More small-screen hits
Glass companies also look to home decorating and design television shows to market their products to the mass public.
Programs such as “Martha Stewart Living,” “Designing Spaces” and “Extreme Home Makeover” have run segments about glass flooring, decorative glass innovations and the latest glass bath enclosure products, giving companies access to tens of thousands of households nationwide. A current segment on The TLC network’s Designing Spaces features glass shower enclosures with the Shower Guard product from Guardian Industries of Auburn Hills, Mich., as well as the showroom of ShowerGuard glass dealer Mr. Shower Door, Norwalk, Conn.
Earnest Thompson, director of Guardian marketing and brand management, says marketing techniques for glass companies have evolved along with technology changes. Internet advertising and TV spots now join word-of-mouth and Yellow Page ads.
Thompson says companies aren’t choosing between the old marketing tools and the new. Rather, managers are developing integrated marketing approaches to reach more players in the process.
“Take ShowerGuard: A homeowner needs to know that the technology helps them so they can ask at the kitchen and bath shop. The shop needs to be up to speed to provide the best solutions to its customer.
Likewise, the fabricator needs to know in order to sell a system to the shop. Throw in the interior designer, contractor, builder, etc., and you can see the need to broaden the marketing mix,” Thompson says.
Thompson doesn’t expect Guardian to see immediate sales increases after TV segments air, but the program gives the company and its brands name recognition that can lead to sales.
“We expect to get sales because we’ll arm our sales force with a DVD of the program as a sales tool. Customers perk up when they hear the phrase, ‘As seen on TV,’ because it gets all the way down the value chain and everybody sees an increase in awareness of a product,” Thompson says.
Tom Whitaker, president of Mr. Shower Door, says the TV segment also gives a company credibility.
“We’re not a national company, but I expect [the show] to make a difference in our 12 stores,” Whitaker says. “There is an added value benefit of being on TV. It gives us credibility and makes us more recognizable.”
Czechowski says the spots also provide companies with lasting marketing tools. Shows rerun for several years, and companies can use the segments as professional video marketing tools on their Web sites.
AAG has been featured in TV spots on two HGTV network programs.
Both videos are posted on the company’s Web site. “Being on those shows provides us with documentation to show on our Web site. Customers can see both spots,” Czech-owski says. “It helps us have a professional presentation of our products.”

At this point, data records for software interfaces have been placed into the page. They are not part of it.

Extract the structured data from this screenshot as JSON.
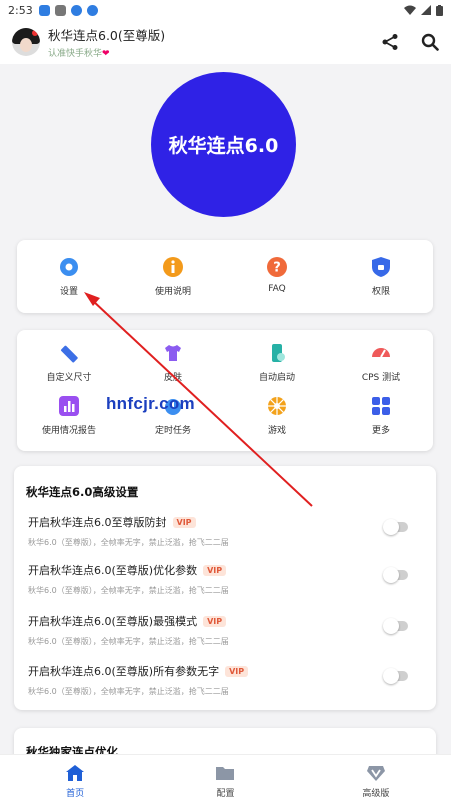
{
  "status_bar": {
    "time": "2:53"
  },
  "header": {
    "title": "秋华连点6.0(至尊版)",
    "subtitle": "认准快手秋华",
    "share_icon": "share-icon",
    "search_icon": "search-icon"
  },
  "logo": {
    "text": "秋华连点6.0"
  },
  "quick_menu": [
    {
      "label": "设置",
      "icon": "gear-icon",
      "color": "#3b8ef0"
    },
    {
      "label": "使用说明",
      "icon": "info-icon",
      "color": "#f39a1b"
    },
    {
      "label": "FAQ",
      "icon": "question-icon",
      "color": "#f06a3a"
    },
    {
      "label": "权限",
      "icon": "shield-icon",
      "color": "#3769e8"
    }
  ],
  "tools_menu": [
    {
      "label": "自定义尺寸",
      "icon": "ruler-icon",
      "color": "#3c6fe6"
    },
    {
      "label": "皮肤",
      "icon": "shirt-icon",
      "color": "#8b5cf0"
    },
    {
      "label": "自动启动",
      "icon": "phone-icon",
      "color": "#26b1a6"
    },
    {
      "label": "CPS 测试",
      "icon": "gauge-icon",
      "color": "#ef5a5a"
    },
    {
      "label": "使用情况报告",
      "icon": "chart-icon",
      "color": "#9a4ff0"
    },
    {
      "label": "定时任务",
      "icon": "timer-icon",
      "color": "#3b8ef0"
    },
    {
      "label": "游戏",
      "icon": "wheel-icon",
      "color": "#f3a21b"
    },
    {
      "label": "更多",
      "icon": "more-icon",
      "color": "#3b5ee8"
    }
  ],
  "advanced": {
    "title": "秋华连点6.0高级设置",
    "items": [
      {
        "label": "开启秋华连点6.0至尊版防封",
        "badge": "VIP",
        "desc": "秋华6.0（至尊版），全帧率无字，禁止泛滥，抢飞二二届"
      },
      {
        "label": "开启秋华连点6.0(至尊版)优化参数",
        "badge": "VIP",
        "desc": "秋华6.0（至尊版），全帧率无字，禁止泛滥，抢飞二二届"
      },
      {
        "label": "开启秋华连点6.0(至尊版)最强模式",
        "badge": "VIP",
        "desc": "秋华6.0（至尊版），全帧率无字，禁止泛滥，抢飞二二届"
      },
      {
        "label": "开启秋华连点6.0(至尊版)所有参数无字",
        "badge": "VIP",
        "desc": "秋华6.0（至尊版），全帧率无字，禁止泛滥，抢飞二二届"
      }
    ]
  },
  "next_section": {
    "title": "秋华独家连点优化"
  },
  "watermark": "hnfcjr.com",
  "bottom_nav": [
    {
      "label": "首页",
      "icon": "home-icon"
    },
    {
      "label": "配置",
      "icon": "folder-icon"
    },
    {
      "label": "高级版",
      "icon": "vip-icon"
    }
  ],
  "colors": {
    "accent": "#1f5fd6",
    "logo": "#2f22e6",
    "arrow": "#e02020",
    "vip_bg": "#fde4d9",
    "vip_text": "#e0593a"
  }
}
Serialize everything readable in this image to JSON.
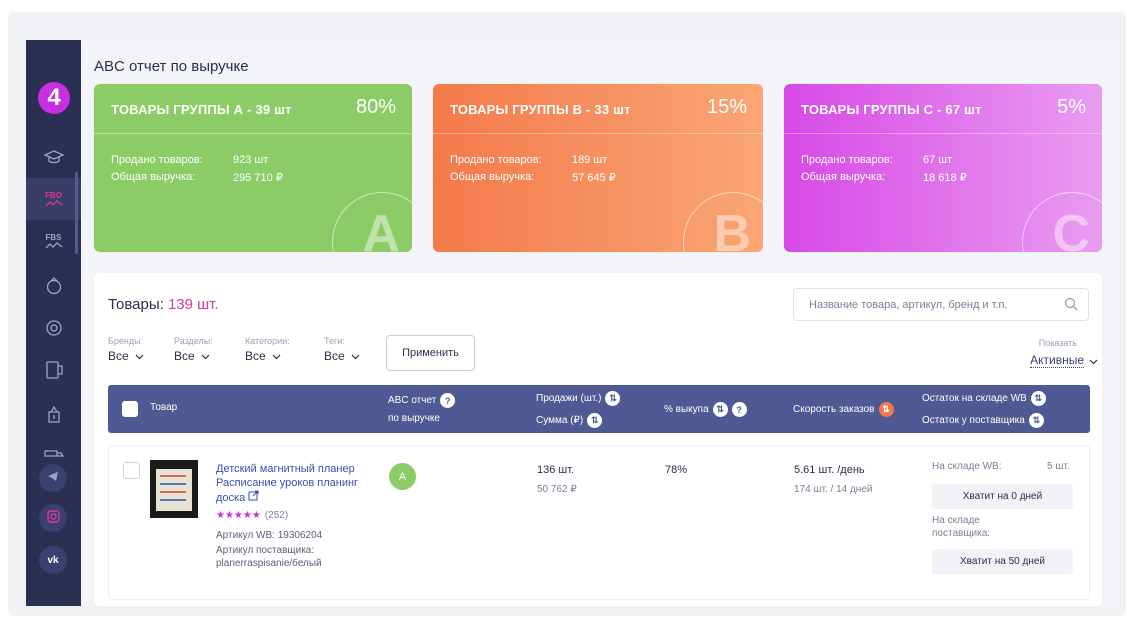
{
  "sidebar": {
    "logo": "4",
    "fbo_label": "FBO",
    "fbs_label": "FBS",
    "icons": [
      "graduation-cap-icon",
      "fbo-chart-icon",
      "fbs-chart-icon",
      "bag-icon",
      "coin-icon",
      "wallet-icon",
      "money-bag-icon",
      "truck-icon",
      "telegram-icon",
      "instagram-icon",
      "vk-icon"
    ],
    "social_vk": "vk"
  },
  "page": {
    "title": "ABC отчет по выручке"
  },
  "groups": [
    {
      "title": "ТОВАРЫ ГРУППЫ А - 39 шт",
      "percent": "80%",
      "sold_label": "Продано товаров:",
      "sold_value": "923 шт",
      "revenue_label": "Общая выручка:",
      "revenue_value": "295 710 ₽",
      "letter": "A",
      "color": "#8ccc66"
    },
    {
      "title": "ТОВАРЫ ГРУППЫ В - 33 шт",
      "percent": "15%",
      "sold_label": "Продано товаров:",
      "sold_value": "189 шт",
      "revenue_label": "Общая выручка:",
      "revenue_value": "57 645 ₽",
      "letter": "B",
      "color": "#f4794a"
    },
    {
      "title": "ТОВАРЫ ГРУППЫ С - 67 шт",
      "percent": "5%",
      "sold_label": "Продано товаров:",
      "sold_value": "67 шт",
      "revenue_label": "Общая выручка:",
      "revenue_value": "18 618 ₽",
      "letter": "C",
      "color": "#d749e6"
    }
  ],
  "products": {
    "title": "Товары:",
    "count": "139 шт.",
    "search_placeholder": "Название товара, артикул, бренд и т.п.",
    "filters": [
      {
        "label": "Бренды:",
        "value": "Все"
      },
      {
        "label": "Разделы:",
        "value": "Все"
      },
      {
        "label": "Категории:",
        "value": "Все"
      },
      {
        "label": "Теги:",
        "value": "Все"
      }
    ],
    "apply_label": "Применить",
    "show_label": "Показать",
    "show_value": "Активные",
    "columns": {
      "product": "Товар",
      "abc_line1": "ABC отчет",
      "abc_line2": "по выручке",
      "sales_line1": "Продажи (шт.)",
      "sales_line2": "Сумма (₽)",
      "buyout": "% выкупа",
      "speed": "Скорость заказов",
      "stock_line1": "Остаток на складе WB",
      "stock_line2": "Остаток у поставщика"
    },
    "rows": [
      {
        "name": "Детский магнитный планер Расписание уроков планинг доска",
        "rating_stars": "★★★★★",
        "rating_count": "(252)",
        "article_wb": "Артикул WB: 19306204",
        "article_supplier_label": "Артикул поставщика:",
        "article_supplier": "planerraspisanie/белый",
        "abc_group": "A",
        "sales_qty": "136 шт.",
        "sales_sum": "50 762 ₽",
        "buyout": "78%",
        "speed": "5.61 шт. /день",
        "speed_sub": "174 шт. / 14 дней",
        "wb_stock_label": "На складе WB:",
        "wb_stock_value": "5 шт.",
        "wb_enough": "Хватит на 0 дней",
        "supplier_label": "На складе поставщика:",
        "supplier_enough": "Хватит на 50 дней"
      }
    ]
  }
}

Several decorating and design shows contact companies directly to become involved on the show. Others can be contacted by company marketing departments.
Getting outside help
For glass companies, navigating various media and finding the best balance across platforms becomes a tough task, making outside help critical, Fitchett says.
“It is hard to run a business and devote all the time that’s needed to learn everything about marketing. So, I count on others to advise me,” Fitchett says. “I still keep my hand on it and give the final decision on what I like and don’t like, but it expedites the process.”
Evans also seeks those with experience. “Just like I want people to hire [Evans Glass Co.] for our expertise, I want to go to someone in marketing for theirs,” he says. “I don’t know how to write or produce an ad, negotiate with TV stations or know how to reach my buyers. … It’s hugely important to rely on someone outside.”
Director of Internet marketing strategies
GTS Services LLC
Evans Glass Co.
Artwork in Architectural Glass
Newport Beach, Calif.
Wilson Glass Co.
Carolina Glass & Mirror Garner, N.C.
Director of marketing and brand management
Auburn Hills, Mich.
Mr. Shower Door